§ **The task**
Scan the records below, and wherever a line has the word "name", pull it out.

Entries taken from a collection
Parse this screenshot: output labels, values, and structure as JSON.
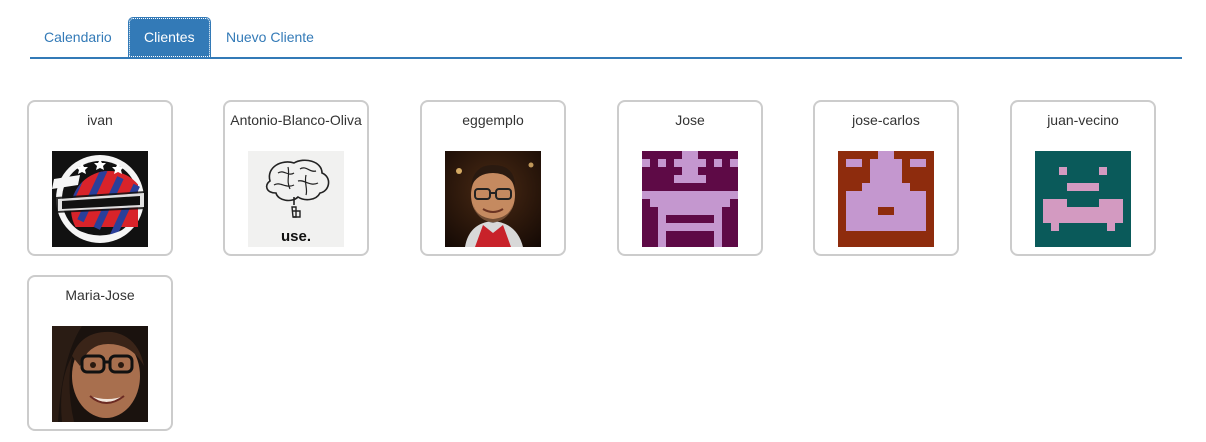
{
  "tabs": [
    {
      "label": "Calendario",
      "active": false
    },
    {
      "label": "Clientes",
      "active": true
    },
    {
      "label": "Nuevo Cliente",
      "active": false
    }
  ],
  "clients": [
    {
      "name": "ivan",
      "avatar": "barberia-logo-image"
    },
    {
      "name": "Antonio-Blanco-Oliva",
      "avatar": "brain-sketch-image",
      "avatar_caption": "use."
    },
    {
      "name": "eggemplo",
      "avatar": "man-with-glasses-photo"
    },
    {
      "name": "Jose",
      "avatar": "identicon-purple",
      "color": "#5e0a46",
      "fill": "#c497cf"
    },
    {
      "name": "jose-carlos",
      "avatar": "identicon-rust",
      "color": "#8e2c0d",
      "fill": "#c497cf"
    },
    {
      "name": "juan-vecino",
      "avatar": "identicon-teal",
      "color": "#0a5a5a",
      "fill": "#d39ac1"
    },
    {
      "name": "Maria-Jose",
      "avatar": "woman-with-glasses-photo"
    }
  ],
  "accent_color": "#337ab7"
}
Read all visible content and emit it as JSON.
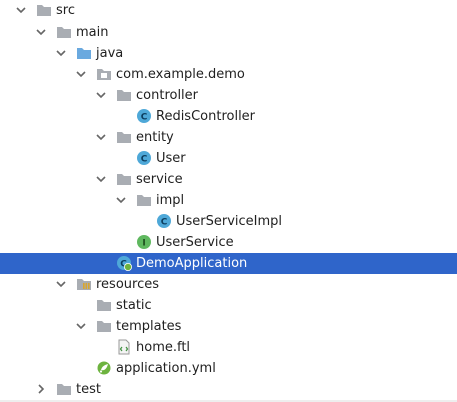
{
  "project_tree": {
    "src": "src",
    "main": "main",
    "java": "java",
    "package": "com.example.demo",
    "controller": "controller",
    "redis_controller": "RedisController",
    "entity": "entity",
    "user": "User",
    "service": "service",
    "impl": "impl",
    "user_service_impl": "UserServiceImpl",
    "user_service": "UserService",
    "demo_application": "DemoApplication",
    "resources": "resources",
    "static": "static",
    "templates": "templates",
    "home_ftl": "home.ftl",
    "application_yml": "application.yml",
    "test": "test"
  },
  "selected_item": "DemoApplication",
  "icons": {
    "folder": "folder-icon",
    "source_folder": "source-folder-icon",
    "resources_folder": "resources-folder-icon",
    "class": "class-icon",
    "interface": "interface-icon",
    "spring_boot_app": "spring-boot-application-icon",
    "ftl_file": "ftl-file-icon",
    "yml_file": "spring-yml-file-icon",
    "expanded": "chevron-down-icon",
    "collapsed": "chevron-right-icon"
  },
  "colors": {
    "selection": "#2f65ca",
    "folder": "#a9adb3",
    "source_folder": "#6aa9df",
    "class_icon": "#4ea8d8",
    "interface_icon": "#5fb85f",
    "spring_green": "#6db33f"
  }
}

§ **Completed exercise**
      "name": "ivan",
      "name": "Antonio-Blanco-Oliva",
      "name": "eggemplo",
      "name": "Jose",
      "name": "jose-carlos",
      "name": "juan-vecino",
      "name": "Maria-Jose",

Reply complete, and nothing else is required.